This gift of love seems to come naturally and abundantly to many of us, making Advent and Christmas a magical time to hold those loved ones a little closer. But for others, this season can be one in which the pain of loss—not the celebration of love—is heightened. Many of our coworkers, neighbors, friends, fellow parishioners, and extended family members often feel as though they watch the magic of the holiday season from the outside in.  

Thankfully, the good news of Jesus is no less than inviting the outsiders in: giving them a place at the table, a permanent sense of belonging, a share in the Family name. In Christ, we who once were far off have now been brought near (Eph. 2:13), and in Christ we are empowered to share in his ministry of love. 

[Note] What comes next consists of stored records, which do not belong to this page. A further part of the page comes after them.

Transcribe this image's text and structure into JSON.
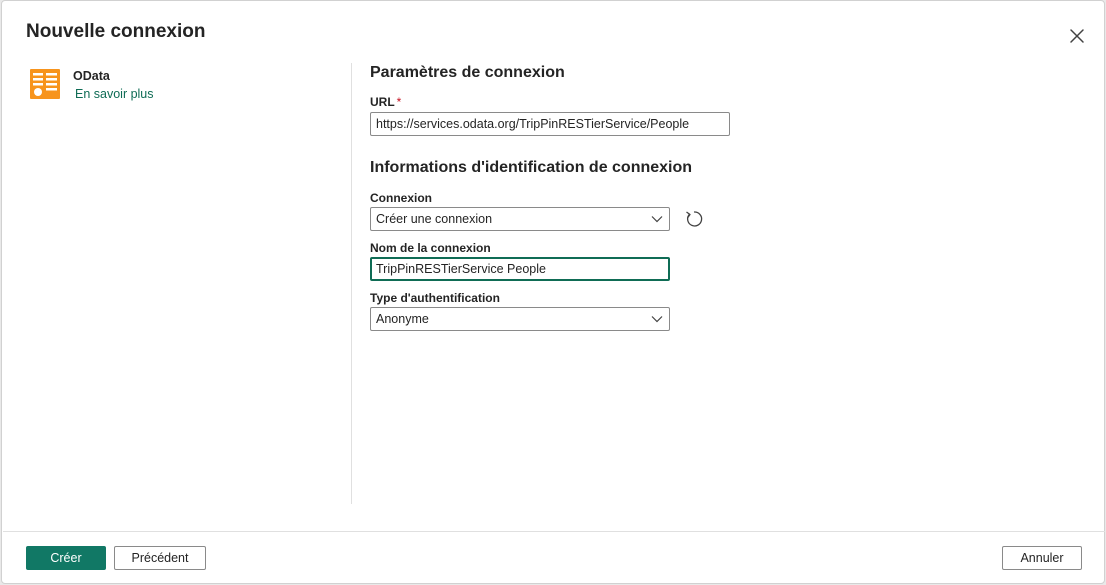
{
  "dialog": {
    "title": "Nouvelle connexion",
    "close_icon": "close-icon"
  },
  "connector": {
    "name": "OData",
    "learn_more": "En savoir plus",
    "icon": "odata-connector-icon",
    "icon_color": "#f7941d"
  },
  "connection_settings": {
    "title": "Paramètres de connexion",
    "url_label": "URL",
    "required_marker": "*",
    "url_value": "https://services.odata.org/TripPinRESTierService/People"
  },
  "credentials": {
    "title": "Informations d'identification de connexion",
    "connection_label": "Connexion",
    "connection_value": "Créer une connexion",
    "connection_name_label": "Nom de la connexion",
    "connection_name_value": "TripPinRESTierService People",
    "auth_type_label": "Type d'authentification",
    "auth_type_value": "Anonyme",
    "refresh_icon": "refresh-icon"
  },
  "footer": {
    "create_label": "Créer",
    "previous_label": "Précédent",
    "cancel_label": "Annuler"
  },
  "colors": {
    "accent": "#117865",
    "link": "#0f6c55",
    "required": "#c50f1f"
  }
}
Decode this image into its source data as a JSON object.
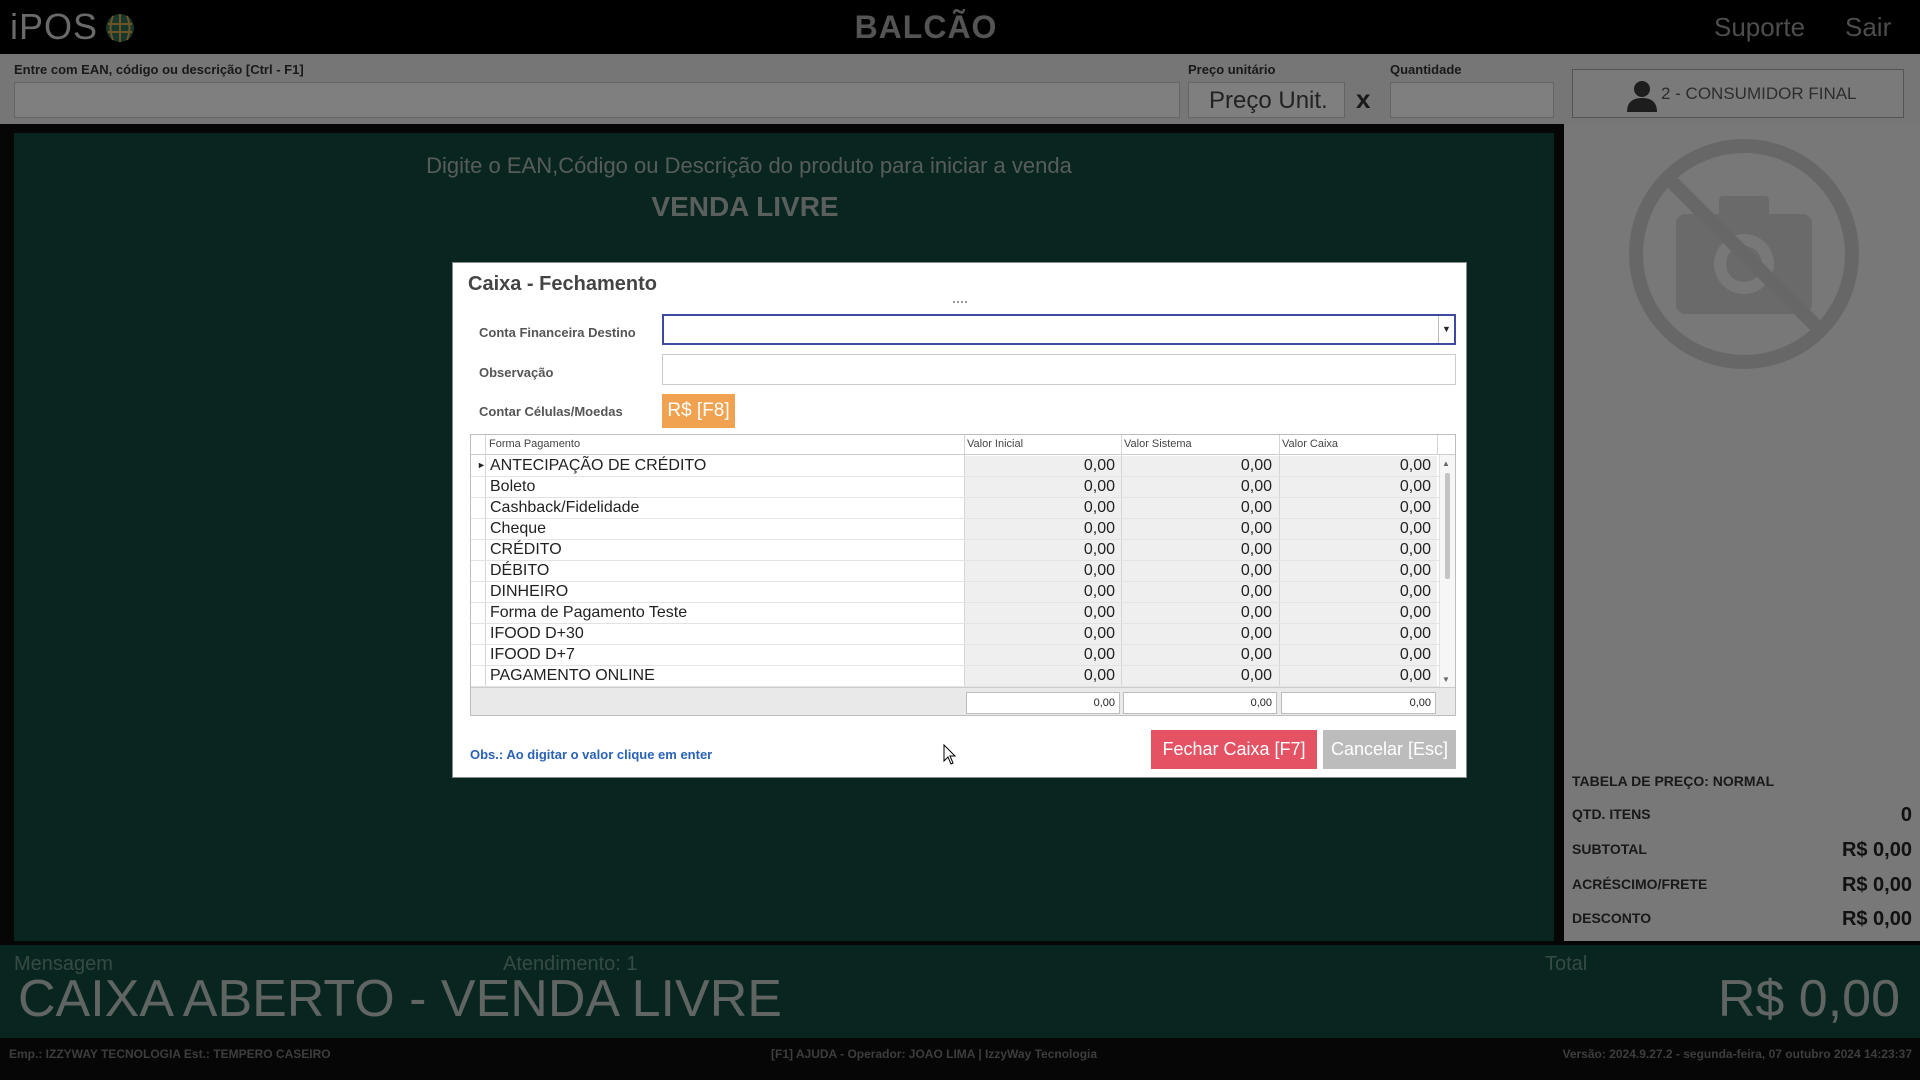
{
  "app": {
    "logo": "iPOS",
    "title": "BALCÃO",
    "support_label": "Suporte",
    "exit_label": "Sair"
  },
  "input_strip": {
    "ean_label": "Entre com EAN, código ou descrição [Ctrl - F1]",
    "price_label": "Preço unitário",
    "price_placeholder": "Preço Unit.",
    "qty_label": "Quantidade",
    "clear_label": "x",
    "customer_label": "2 - CONSUMIDOR FINAL"
  },
  "main": {
    "hint": "Digite o EAN,Código ou Descrição do produto para iniciar a venda",
    "mode": "VENDA LIVRE"
  },
  "right_panel": {
    "rows": [
      {
        "label": "TABELA DE PREÇO: NORMAL",
        "value": ""
      },
      {
        "label": "QTD. ITENS",
        "value": "0"
      },
      {
        "label": "SUBTOTAL",
        "value": "R$ 0,00"
      },
      {
        "label": "ACRÉSCIMO/FRETE",
        "value": "R$ 0,00"
      },
      {
        "label": "DESCONTO",
        "value": "R$ 0,00"
      }
    ]
  },
  "bottom": {
    "message_label": "Mensagem",
    "attendance_label": "Atendimento: 1",
    "total_label": "Total",
    "status": "CAIXA ABERTO - VENDA LIVRE",
    "total_value": "R$ 0,00"
  },
  "footer": {
    "left": "Emp.: IZZYWAY TECNOLOGIA  Est.: TEMPERO CASEIRO",
    "center": "[F1] AJUDA - Operador: JOAO LIMA | IzzyWay Tecnologia",
    "right": "Versão: 2024.9.27.2 - segunda-feira, 07 outubro 2024 14:23:37"
  },
  "modal": {
    "title": "Caixa - Fechamento",
    "account_label": "Conta Financeira Destino",
    "obs_label": "Observação",
    "count_label": "Contar Células/Moedas",
    "count_button": "R$ [F8]",
    "columns": [
      "Forma Pagamento",
      "Valor Inicial",
      "Valor Sistema",
      "Valor Caixa"
    ],
    "rows": [
      {
        "name": "ANTECIPAÇÃO DE CRÉDITO",
        "inicial": "0,00",
        "sistema": "0,00",
        "caixa": "0,00"
      },
      {
        "name": "Boleto",
        "inicial": "0,00",
        "sistema": "0,00",
        "caixa": "0,00"
      },
      {
        "name": "Cashback/Fidelidade",
        "inicial": "0,00",
        "sistema": "0,00",
        "caixa": "0,00"
      },
      {
        "name": "Cheque",
        "inicial": "0,00",
        "sistema": "0,00",
        "caixa": "0,00"
      },
      {
        "name": "CRÉDITO",
        "inicial": "0,00",
        "sistema": "0,00",
        "caixa": "0,00"
      },
      {
        "name": "DÉBITO",
        "inicial": "0,00",
        "sistema": "0,00",
        "caixa": "0,00"
      },
      {
        "name": "DINHEIRO",
        "inicial": "0,00",
        "sistema": "0,00",
        "caixa": "0,00"
      },
      {
        "name": "Forma de Pagamento Teste",
        "inicial": "0,00",
        "sistema": "0,00",
        "caixa": "0,00"
      },
      {
        "name": "IFOOD D+30",
        "inicial": "0,00",
        "sistema": "0,00",
        "caixa": "0,00"
      },
      {
        "name": "IFOOD D+7",
        "inicial": "0,00",
        "sistema": "0,00",
        "caixa": "0,00"
      },
      {
        "name": "PAGAMENTO ONLINE",
        "inicial": "0,00",
        "sistema": "0,00",
        "caixa": "0,00"
      }
    ],
    "totals": {
      "inicial": "0,00",
      "sistema": "0,00",
      "caixa": "0,00"
    },
    "obs_note": "Obs.: Ao digitar o valor clique em enter",
    "close_button": "Fechar Caixa [F7]",
    "cancel_button": "Cancelar [Esc]"
  },
  "icons": {
    "logo_globe": "globe-icon",
    "customer": "person-icon",
    "no_photo": "no-camera-icon",
    "clear": "close-icon"
  },
  "colors": {
    "green": "#114d3e",
    "orange": "#f1a250",
    "red": "#e45263",
    "blue_link": "#2a62b5"
  }
}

How can you make this Advent not just about enjoying the love you already have, but sharing the Love that God longs to give? Who around you is lonely, longing to be invited to the family dinner? Who might be blessed by an invitation to help decorate the Christmas tree? This isn’t about doing something “extra,” but about doing what you already do with an open door and an open heart— not just to our own loved ones, but to all of God’s far off sons and daughters.